For the first time in three years, the domestic auto industry Friday will close the books on a profitable year, with 1982's results expected to top $500 million, auto industry analysts said today.

However, the profits don't come from booming sales of cars and trucks in the United States. They come from payroll slashing, including more than 269,000 U.S. autoworkers on indefinite layoff, income tax credits, healthy subsidiaries and streamlined factory practices at the four major U.S. automakers.

U.S. car sales in 1982 were an estimated 5.7 million, off about 8 percent from the already dismal level of 6.2 million in 1981.

Meanwhile, U.S. and Canadian automobile production for 1982 reached an estimated combined total of 5,863,030, or 16.7 percent below 1981's "build" of 7,034,680, officials said yesterday.

Projected domestic production of 5,077,304 for the year had been the lowest since 1958. Canadian production of 785,726 was the lowest since 1967, Ward's Automotive Reports Magazine reported. Truck output was put at 2,360,473 for the two countries, 8 percent ahead of production of 2,186,600 in 1981.

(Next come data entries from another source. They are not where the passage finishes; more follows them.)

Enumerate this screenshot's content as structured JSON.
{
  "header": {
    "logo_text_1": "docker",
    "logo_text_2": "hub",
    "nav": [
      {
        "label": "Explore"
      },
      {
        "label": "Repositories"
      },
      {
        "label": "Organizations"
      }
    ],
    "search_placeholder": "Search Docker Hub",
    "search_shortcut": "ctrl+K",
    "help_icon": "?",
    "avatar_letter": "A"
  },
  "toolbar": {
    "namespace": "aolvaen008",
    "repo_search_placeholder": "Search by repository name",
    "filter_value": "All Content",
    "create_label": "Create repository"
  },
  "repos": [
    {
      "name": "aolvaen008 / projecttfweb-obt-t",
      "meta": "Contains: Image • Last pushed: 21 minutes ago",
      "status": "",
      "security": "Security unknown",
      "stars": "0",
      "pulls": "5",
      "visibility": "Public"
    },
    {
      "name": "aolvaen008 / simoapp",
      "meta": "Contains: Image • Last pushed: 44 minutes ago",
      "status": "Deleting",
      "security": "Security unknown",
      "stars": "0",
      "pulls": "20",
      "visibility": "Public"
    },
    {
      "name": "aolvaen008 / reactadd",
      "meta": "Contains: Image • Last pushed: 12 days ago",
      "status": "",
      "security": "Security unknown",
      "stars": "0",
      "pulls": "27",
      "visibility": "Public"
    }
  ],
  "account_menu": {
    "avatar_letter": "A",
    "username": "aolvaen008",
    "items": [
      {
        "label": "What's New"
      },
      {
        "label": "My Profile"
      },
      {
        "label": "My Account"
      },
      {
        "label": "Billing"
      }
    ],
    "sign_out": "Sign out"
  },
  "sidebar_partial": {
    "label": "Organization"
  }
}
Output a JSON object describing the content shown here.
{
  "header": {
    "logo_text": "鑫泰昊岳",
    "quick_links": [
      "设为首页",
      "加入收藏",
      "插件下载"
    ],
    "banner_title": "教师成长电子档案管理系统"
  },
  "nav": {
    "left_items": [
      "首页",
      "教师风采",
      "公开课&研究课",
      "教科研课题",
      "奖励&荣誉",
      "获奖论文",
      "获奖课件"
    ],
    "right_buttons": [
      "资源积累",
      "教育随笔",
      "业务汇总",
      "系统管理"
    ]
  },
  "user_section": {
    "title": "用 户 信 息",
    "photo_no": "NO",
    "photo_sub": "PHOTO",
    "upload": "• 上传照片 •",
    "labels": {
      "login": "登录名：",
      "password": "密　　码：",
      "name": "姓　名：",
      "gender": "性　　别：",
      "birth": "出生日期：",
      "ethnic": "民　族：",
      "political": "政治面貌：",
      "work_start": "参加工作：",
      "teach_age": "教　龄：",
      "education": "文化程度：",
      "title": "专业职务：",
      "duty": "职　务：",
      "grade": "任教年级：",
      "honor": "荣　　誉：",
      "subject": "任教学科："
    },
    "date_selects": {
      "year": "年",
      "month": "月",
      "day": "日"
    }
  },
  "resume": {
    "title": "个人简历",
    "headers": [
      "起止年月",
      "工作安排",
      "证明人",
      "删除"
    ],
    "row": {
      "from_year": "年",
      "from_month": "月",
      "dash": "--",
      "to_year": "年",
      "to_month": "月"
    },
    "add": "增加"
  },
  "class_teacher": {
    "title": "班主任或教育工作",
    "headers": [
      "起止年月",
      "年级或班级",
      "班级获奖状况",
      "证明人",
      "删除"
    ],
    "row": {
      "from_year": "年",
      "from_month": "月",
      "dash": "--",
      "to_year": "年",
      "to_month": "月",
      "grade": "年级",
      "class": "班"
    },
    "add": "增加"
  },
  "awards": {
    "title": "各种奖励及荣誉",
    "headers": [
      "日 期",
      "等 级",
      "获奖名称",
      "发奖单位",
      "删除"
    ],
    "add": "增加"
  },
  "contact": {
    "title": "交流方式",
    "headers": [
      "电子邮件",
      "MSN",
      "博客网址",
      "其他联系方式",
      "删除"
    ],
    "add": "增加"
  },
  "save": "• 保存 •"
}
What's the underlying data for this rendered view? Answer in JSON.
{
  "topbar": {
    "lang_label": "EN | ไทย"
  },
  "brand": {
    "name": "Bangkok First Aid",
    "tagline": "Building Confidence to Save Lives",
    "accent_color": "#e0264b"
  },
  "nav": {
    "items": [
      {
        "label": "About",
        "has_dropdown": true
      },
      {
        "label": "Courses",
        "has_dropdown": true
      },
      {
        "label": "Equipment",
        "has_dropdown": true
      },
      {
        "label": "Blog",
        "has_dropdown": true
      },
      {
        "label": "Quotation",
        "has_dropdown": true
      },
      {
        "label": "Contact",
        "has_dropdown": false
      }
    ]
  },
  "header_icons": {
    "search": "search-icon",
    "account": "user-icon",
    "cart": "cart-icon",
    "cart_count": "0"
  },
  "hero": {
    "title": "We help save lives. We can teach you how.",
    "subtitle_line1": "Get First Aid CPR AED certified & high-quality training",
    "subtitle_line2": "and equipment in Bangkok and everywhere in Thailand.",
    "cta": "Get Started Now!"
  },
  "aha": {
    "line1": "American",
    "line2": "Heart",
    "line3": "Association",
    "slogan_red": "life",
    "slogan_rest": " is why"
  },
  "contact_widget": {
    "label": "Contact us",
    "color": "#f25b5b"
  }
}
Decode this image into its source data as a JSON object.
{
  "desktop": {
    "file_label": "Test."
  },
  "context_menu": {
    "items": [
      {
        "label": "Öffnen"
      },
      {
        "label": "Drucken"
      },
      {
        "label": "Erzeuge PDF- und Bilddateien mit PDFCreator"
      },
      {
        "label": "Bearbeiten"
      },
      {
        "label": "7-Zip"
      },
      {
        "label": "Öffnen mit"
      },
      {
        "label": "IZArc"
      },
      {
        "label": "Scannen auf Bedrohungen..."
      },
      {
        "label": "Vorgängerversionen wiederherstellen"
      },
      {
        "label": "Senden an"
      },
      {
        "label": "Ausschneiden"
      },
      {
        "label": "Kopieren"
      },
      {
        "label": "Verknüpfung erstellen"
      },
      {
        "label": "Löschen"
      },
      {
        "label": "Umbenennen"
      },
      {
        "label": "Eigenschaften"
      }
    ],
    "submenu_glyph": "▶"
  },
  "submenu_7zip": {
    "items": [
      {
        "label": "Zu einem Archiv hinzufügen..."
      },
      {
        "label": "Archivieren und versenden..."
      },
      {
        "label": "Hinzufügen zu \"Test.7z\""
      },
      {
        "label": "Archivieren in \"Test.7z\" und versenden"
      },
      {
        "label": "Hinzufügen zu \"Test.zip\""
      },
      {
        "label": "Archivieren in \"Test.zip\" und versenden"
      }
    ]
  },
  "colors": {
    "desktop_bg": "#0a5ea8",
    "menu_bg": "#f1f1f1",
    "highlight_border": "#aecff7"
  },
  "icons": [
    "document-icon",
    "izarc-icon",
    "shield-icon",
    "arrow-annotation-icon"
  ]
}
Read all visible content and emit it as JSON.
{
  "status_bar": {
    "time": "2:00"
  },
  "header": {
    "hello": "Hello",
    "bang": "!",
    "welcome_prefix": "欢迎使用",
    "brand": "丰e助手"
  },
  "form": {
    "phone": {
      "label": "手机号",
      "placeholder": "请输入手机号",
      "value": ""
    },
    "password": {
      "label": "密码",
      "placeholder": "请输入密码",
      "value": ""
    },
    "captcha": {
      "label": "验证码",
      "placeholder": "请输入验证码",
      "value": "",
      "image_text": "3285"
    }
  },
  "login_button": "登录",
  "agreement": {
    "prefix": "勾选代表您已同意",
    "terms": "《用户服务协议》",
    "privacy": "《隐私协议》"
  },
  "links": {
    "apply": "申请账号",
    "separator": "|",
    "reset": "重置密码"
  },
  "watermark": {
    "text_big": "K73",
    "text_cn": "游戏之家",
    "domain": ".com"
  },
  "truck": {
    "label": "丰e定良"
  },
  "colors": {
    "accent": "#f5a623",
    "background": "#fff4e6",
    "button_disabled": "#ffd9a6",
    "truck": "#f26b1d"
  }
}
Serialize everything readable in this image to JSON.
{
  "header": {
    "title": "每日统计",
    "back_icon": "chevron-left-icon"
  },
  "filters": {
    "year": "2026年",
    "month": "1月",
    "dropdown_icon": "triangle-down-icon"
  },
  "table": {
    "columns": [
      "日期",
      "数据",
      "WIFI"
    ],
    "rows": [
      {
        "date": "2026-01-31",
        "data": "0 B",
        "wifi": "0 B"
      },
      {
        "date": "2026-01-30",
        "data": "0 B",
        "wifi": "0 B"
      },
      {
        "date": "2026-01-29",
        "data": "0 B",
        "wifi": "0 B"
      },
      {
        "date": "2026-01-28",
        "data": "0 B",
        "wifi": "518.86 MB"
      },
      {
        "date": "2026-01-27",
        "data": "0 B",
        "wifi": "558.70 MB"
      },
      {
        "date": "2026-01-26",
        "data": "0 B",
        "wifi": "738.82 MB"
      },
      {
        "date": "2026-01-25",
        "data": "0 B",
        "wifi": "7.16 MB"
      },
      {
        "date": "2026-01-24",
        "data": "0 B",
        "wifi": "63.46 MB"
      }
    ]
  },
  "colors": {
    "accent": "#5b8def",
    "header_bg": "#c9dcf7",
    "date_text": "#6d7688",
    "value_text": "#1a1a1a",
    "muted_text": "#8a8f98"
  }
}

The last time the U.S. auto industry had a profitable year, in 1979 when the four major companies earned $3.03 billion, U.S. car sales totaled 8.3 million. Sales have been on a downward slide ever since, and the automakers lost $5.5 billion from 1980 through 1981.

In 1982, General Motors Corp. and Chrysler Corp. will be in the black while Ford Motor Co. and American Motors Corp. will be in red, analysts said.

U.S. automakers "have cut their breakeven points drastically," said John Hammond, analyst at Data Resources Inc. in Lexington, Mass. "They have done more than any other industry because they have had the problems" of a sluggish economy longer.

David Healy, analyst at Drexel Burnham Lambert Inc. in New York, said this year's results are "significant."

He added, "Next year will bring a large improvement in profits and sales" for the automakers because of a slight but growing upturn in sales and the efficiencies and payroll cuts that are in place.

So far in 1982, the major automakers have combined profits of $510.8 million.

Analysts said they expect GM, with profits of $817.7 million for the first nine months of 1982, to end the year with a profit of near $1 billion. GM would earn at least $110 million and possibly more than $150 million for the fourth quarter, they said.

GM earned just $333 million in 1981 compared with $2.89 billion in 1979. Results for 1982 will be helped by record earnings for its finance and insurance subsidiary, General Motors Acceptance Corp., and income tax credits.

Ford, the most troubled automaker this year in earnings, will be in the red for both the last quarter and the year, analysts agreed. Ford, which lost $422.5 million in the first nine months of 1982, could lose at least $150 million in the fourth quarter, according to Merrill Lynch Pierce Fenner & Smith Inc. in New York. Healy put the loss at about $180 million.

Either way, it means Ford will lose close to $600 million for the year. Ford lost $1.06 billion in 1981 compared with a $1.17 billion profit in 1979.

Chrysler made a $266.2 million profit in the first nine months of 1982, largely because of the sale of its profitable defense subsidiary to General Dynamics Corp. of St. Louis for $336 million in March.

Chrysler likely will end the year with about the same amount of profit because Healy said the automaker probably will about break even in the fourth quarter. Or, Merrill Lynch says, Chrysler could lose some $19 million because the company was struck by the Canadian United Auto Workers union for 37 days over an immediate pay raise issue in contract talks in November.

Chrysler lost $1.1 billion in 1979 before getting some $1.2 billion in loan guarantees from the U.S. government.

AMC, which lost $150.6 million in the first nine months of 1982, will be in the red again for the end of the year, analysts said, although they did not have figures. AMC earned $62 million in 1979, the last profitable year for the domestic industry.

Volkswagen of America Inc. is a subsidiary of Volkswagenwerk A. G. of West Germany and does not release earnings separate from the parent firm.